Funding and liquidity remain key credit strengths of the public sector bank. Similar to other PSU lenders, BoB's funding franchise benefits from government ownership, Moody’s said.
The Government of India (Baa2 negative) owned 71.6 per cent of the bank as of December 31, 2019, and plays a key role in its management. The government has made significant capital infusions into all public sector banks, including Bank of Baroda, over the last few years.
Moody’s said asset quality in BoB's micro, small and medium enterprises and agriculture portfolio, which has deteriorated, will continue to weaken further. Lower economic growth in India is negative for these sectors and will drive continued weakness in these segments.
Further, the current level of non-performing loan (NPL)-formation rates in the SME segment may be understated, because there is regulatory forbearance on NPL recognition in this segment, Moody’s said.
Another risk factor is BoB's exposure to non-banking financial institutions (NBFIs), which amounts to 16 per cent of its loan book, the highest among Moody's-rated banks in India.

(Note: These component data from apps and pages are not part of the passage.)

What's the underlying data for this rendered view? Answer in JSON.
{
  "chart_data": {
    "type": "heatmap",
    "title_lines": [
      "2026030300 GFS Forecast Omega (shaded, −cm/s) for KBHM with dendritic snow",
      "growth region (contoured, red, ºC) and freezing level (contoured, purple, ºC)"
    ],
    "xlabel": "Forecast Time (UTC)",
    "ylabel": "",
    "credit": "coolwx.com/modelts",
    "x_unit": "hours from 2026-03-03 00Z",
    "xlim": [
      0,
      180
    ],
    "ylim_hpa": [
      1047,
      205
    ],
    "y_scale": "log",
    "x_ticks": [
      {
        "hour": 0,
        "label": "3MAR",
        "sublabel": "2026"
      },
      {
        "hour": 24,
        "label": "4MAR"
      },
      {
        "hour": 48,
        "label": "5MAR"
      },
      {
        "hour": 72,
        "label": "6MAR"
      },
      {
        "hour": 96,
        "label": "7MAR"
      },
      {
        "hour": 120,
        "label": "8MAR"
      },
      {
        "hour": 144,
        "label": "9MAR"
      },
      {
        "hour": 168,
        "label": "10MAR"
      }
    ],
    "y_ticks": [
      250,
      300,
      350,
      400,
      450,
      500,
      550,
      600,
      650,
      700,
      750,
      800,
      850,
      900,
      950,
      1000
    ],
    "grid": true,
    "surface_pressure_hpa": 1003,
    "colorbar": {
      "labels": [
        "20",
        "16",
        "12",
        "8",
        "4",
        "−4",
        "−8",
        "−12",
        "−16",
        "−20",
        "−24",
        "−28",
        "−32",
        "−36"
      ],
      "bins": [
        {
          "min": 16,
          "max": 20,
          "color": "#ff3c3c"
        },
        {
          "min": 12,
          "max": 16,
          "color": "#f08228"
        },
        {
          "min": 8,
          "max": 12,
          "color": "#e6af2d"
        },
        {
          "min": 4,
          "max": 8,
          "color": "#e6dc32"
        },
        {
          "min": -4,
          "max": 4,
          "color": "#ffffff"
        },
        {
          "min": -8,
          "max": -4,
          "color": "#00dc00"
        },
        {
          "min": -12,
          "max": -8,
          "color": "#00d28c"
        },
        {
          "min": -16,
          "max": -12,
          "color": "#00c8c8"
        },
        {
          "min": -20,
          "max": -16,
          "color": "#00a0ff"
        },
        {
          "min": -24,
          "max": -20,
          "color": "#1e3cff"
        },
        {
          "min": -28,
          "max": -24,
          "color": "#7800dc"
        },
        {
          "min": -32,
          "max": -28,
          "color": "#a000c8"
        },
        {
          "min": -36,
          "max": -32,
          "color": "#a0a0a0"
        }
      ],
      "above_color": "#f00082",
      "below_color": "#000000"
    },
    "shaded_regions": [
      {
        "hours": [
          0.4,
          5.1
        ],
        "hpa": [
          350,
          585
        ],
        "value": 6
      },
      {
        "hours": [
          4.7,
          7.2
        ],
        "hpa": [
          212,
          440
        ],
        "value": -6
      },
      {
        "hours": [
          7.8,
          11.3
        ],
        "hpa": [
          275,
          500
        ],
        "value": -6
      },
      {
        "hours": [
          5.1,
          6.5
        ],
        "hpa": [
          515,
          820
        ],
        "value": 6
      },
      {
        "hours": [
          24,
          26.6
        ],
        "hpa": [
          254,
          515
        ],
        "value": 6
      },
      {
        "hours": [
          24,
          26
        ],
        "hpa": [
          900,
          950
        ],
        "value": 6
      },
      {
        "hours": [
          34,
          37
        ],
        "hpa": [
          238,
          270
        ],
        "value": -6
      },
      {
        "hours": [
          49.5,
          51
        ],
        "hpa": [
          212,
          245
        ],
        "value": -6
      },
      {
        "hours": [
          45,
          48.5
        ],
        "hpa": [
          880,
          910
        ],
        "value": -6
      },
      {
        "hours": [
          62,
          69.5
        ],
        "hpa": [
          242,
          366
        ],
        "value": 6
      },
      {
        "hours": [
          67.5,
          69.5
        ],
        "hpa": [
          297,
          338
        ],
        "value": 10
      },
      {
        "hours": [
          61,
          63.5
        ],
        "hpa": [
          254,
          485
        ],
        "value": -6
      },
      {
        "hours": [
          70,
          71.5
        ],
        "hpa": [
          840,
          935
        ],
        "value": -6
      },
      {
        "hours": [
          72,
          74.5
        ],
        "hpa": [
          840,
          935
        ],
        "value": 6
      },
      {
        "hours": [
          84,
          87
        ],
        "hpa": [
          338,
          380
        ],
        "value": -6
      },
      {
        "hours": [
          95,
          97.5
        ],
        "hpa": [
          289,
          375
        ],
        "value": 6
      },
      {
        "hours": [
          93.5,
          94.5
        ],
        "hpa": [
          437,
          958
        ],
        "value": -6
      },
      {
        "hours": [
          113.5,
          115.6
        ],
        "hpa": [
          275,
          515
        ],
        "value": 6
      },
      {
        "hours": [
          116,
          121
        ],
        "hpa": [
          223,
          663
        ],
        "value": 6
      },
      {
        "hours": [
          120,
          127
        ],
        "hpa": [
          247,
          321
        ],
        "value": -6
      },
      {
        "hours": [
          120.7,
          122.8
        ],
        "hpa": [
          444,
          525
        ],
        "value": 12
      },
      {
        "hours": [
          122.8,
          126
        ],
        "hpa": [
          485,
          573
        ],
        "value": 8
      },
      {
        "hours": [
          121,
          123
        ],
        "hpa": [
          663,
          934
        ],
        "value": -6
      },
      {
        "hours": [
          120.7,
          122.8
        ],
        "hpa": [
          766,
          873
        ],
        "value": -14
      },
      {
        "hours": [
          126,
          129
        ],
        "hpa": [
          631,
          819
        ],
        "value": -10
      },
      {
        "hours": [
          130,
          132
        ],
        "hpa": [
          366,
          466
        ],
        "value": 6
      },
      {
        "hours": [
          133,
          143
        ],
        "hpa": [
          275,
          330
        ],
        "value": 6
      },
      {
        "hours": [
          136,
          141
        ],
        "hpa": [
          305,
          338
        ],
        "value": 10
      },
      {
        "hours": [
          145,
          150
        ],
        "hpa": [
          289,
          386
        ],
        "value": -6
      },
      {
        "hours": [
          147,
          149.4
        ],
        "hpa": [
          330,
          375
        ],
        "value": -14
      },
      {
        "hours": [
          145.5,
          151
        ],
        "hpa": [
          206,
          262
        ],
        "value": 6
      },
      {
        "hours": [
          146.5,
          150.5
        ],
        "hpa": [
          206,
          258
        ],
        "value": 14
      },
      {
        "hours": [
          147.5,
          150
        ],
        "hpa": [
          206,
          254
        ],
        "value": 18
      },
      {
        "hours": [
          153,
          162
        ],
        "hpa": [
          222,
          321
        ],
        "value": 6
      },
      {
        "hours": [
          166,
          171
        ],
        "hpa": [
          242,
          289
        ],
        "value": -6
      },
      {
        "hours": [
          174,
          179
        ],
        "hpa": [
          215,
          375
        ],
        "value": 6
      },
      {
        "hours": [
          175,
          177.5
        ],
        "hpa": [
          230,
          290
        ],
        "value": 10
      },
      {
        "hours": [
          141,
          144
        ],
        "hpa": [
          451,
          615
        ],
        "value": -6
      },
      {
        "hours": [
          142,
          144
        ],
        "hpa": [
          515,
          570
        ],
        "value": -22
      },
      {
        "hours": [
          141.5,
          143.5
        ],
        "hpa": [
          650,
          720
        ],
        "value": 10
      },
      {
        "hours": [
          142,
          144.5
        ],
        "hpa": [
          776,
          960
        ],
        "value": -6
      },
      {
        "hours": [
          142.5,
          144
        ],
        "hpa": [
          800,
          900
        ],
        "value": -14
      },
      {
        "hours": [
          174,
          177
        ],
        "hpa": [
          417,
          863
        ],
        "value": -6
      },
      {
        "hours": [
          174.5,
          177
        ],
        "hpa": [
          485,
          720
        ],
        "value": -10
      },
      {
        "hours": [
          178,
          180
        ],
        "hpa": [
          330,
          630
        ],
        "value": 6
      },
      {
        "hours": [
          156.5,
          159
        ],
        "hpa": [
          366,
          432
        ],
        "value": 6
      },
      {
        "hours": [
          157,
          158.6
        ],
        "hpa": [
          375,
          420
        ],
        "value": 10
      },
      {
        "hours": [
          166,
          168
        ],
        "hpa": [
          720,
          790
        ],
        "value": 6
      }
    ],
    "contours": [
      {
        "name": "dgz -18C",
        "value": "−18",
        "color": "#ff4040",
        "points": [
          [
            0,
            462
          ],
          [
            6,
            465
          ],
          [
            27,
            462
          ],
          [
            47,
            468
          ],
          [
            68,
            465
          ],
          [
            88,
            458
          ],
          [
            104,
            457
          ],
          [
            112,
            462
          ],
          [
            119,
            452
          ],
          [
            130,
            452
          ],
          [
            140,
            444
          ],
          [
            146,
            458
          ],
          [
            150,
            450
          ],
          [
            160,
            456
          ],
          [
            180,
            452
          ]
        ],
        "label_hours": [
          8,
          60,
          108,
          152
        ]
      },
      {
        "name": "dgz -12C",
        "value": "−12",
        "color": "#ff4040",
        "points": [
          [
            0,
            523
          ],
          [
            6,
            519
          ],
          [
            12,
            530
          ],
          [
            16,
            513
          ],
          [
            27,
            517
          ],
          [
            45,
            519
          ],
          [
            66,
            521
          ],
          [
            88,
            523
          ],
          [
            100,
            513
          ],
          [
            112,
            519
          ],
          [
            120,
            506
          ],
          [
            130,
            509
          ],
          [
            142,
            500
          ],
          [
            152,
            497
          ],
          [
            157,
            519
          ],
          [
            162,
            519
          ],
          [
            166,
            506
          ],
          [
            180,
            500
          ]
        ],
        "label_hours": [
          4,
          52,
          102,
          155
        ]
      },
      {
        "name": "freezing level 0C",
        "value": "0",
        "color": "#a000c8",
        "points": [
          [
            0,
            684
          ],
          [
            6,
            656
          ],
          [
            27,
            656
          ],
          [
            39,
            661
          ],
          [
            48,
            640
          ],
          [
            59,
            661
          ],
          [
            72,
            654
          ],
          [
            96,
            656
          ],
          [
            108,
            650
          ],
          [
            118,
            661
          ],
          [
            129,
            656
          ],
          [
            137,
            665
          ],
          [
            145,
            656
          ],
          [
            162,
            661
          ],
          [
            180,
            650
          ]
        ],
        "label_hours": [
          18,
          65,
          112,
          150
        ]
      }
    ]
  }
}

A few of the large NBFIs continue to face headwinds and the high exposure to NBFIs is a source of additional risk for asset quality.
If the downside risks on asset quality materialise, resulting in higher credit costs and lower internal capital generation, the pace of improvement in profitability and capital will be negatively impacted.